====== Data provided ======

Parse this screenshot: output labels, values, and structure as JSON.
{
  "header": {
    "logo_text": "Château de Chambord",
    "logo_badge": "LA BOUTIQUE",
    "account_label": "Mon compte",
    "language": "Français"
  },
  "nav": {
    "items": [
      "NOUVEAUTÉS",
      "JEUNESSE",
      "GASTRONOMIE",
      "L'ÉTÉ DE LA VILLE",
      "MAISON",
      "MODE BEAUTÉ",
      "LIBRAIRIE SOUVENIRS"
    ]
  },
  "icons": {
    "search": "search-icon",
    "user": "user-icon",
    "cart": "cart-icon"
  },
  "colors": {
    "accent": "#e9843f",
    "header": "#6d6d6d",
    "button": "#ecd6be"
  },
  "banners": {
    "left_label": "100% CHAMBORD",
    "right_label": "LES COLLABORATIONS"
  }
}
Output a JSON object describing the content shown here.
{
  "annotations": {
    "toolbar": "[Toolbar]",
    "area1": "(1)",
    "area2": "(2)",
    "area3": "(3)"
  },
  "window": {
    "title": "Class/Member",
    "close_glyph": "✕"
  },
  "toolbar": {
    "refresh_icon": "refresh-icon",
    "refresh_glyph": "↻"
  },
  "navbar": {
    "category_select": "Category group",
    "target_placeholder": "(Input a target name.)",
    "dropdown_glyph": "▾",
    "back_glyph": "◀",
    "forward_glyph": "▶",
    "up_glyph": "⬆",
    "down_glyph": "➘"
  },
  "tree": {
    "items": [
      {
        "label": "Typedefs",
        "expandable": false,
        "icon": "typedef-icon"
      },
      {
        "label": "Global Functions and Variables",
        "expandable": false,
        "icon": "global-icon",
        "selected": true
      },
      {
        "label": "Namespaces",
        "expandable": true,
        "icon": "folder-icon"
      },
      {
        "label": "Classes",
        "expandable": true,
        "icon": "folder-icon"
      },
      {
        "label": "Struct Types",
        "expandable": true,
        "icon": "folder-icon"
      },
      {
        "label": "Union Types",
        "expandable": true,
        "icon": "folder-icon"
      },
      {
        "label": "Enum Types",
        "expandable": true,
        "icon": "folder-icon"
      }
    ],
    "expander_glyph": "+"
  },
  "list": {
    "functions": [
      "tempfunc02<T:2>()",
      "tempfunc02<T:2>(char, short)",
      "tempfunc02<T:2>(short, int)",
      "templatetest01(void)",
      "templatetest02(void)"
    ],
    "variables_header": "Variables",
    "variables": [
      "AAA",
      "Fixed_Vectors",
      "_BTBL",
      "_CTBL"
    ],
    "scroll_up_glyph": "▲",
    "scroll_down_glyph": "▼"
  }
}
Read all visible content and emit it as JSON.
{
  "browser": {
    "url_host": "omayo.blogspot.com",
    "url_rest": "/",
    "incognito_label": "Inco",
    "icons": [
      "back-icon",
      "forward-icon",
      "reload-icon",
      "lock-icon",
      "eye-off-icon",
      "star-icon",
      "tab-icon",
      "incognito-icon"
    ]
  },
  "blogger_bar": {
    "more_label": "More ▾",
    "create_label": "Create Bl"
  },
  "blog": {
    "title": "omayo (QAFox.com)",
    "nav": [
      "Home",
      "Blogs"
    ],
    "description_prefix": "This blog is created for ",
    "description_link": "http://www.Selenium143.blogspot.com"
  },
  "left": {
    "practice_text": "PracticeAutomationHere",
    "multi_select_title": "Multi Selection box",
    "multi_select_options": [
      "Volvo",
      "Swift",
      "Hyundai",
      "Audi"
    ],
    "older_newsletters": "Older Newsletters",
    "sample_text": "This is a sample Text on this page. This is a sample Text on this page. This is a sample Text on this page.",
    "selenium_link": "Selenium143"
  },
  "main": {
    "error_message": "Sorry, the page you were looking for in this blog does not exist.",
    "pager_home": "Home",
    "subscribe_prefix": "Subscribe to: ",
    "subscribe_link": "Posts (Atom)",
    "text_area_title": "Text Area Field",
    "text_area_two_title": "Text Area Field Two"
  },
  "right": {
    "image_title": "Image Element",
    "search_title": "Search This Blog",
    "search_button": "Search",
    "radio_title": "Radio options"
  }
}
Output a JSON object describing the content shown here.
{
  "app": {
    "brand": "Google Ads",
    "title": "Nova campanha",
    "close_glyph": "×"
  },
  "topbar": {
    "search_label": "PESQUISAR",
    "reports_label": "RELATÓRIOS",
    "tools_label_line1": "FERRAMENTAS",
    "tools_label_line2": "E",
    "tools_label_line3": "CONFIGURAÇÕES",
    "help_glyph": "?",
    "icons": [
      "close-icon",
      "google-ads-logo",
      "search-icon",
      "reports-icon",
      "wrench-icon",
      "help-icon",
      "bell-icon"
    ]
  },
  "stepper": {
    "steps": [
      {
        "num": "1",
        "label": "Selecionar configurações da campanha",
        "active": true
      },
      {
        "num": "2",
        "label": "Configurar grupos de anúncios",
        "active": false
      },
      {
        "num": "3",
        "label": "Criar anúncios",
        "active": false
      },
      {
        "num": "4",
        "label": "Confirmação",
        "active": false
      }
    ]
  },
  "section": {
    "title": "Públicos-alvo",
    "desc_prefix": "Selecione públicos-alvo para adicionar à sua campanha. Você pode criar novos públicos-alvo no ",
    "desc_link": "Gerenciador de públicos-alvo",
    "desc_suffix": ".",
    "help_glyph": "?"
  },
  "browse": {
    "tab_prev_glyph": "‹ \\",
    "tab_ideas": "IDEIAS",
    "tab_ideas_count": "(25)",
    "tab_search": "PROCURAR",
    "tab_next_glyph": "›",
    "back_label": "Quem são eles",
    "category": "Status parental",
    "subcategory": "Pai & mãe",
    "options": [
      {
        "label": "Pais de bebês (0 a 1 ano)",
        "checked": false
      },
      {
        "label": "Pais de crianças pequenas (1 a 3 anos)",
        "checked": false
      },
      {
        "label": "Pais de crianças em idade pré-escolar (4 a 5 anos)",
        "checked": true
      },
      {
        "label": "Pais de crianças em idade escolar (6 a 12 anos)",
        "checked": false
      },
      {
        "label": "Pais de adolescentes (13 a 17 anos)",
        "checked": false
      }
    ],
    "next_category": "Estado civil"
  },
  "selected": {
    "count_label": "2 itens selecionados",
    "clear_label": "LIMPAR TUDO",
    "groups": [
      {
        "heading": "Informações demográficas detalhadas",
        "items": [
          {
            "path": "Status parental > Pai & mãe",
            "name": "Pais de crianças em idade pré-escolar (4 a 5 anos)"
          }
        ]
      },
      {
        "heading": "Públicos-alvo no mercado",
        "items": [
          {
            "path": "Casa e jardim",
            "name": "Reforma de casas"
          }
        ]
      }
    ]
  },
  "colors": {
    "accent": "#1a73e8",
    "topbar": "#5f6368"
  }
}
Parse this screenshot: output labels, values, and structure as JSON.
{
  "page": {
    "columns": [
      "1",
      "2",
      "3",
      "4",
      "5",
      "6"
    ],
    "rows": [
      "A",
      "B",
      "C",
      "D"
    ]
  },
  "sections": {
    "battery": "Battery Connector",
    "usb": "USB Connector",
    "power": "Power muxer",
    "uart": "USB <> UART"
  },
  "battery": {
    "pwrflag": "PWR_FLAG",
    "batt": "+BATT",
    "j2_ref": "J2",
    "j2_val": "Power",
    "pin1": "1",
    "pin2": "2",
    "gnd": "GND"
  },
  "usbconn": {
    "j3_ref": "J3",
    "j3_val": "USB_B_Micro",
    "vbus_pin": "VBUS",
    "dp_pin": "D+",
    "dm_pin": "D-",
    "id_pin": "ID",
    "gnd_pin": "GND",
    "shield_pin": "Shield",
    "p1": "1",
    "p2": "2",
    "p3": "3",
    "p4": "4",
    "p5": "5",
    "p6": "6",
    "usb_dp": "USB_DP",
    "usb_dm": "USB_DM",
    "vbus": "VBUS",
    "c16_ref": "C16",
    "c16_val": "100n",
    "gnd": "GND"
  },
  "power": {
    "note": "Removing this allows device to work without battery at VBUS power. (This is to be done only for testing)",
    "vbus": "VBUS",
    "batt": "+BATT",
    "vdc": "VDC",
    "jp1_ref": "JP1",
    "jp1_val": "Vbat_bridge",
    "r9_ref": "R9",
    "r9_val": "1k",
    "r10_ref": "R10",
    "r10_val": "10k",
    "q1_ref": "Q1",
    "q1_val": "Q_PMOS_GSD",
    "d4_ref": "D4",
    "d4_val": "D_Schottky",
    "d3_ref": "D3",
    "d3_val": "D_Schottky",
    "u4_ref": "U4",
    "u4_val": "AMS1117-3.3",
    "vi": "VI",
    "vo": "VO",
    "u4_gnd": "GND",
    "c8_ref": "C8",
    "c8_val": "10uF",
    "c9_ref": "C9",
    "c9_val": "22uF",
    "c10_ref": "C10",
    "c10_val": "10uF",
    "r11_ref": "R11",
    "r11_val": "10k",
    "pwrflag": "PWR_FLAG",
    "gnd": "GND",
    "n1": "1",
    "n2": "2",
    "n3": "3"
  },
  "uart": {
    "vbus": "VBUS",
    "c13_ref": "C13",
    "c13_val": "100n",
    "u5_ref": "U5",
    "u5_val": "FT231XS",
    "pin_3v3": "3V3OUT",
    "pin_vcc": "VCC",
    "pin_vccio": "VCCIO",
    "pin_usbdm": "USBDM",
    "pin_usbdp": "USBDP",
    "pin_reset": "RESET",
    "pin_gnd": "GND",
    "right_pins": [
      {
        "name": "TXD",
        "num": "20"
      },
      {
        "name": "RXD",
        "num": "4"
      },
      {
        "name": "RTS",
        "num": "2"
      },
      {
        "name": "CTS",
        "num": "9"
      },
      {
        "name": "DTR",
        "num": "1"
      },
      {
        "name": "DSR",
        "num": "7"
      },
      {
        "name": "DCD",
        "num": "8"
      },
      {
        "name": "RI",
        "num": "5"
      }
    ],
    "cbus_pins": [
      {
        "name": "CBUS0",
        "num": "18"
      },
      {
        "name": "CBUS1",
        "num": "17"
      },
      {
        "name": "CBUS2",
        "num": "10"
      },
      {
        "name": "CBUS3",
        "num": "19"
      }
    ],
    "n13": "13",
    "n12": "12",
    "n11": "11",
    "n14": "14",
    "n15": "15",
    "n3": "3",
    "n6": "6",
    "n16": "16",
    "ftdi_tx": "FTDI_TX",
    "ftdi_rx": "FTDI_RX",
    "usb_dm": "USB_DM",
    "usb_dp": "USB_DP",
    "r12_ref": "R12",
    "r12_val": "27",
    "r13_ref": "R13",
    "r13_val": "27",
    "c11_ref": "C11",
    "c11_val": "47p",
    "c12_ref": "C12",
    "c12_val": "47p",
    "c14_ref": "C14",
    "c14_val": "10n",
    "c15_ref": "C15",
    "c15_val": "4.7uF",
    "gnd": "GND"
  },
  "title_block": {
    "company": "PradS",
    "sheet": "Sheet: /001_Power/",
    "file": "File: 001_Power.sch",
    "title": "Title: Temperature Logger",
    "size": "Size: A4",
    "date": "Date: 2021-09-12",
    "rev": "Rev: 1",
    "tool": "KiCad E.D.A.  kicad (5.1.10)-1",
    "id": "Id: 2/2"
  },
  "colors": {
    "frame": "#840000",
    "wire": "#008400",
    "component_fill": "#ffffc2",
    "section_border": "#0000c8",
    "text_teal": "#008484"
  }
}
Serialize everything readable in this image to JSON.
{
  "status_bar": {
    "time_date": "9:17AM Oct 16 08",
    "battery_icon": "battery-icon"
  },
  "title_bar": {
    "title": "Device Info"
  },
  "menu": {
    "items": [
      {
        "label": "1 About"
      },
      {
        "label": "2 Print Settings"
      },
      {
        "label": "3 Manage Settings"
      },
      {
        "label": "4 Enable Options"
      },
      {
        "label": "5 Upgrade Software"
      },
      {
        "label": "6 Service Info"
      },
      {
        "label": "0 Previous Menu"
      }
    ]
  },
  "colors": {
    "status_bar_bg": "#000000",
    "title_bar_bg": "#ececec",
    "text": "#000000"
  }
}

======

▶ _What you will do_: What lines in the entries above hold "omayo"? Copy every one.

▶ _Solved exercise_:
    "url_host": "omayo.blogspot.com",
    "title": "omayo (QAFox.com)",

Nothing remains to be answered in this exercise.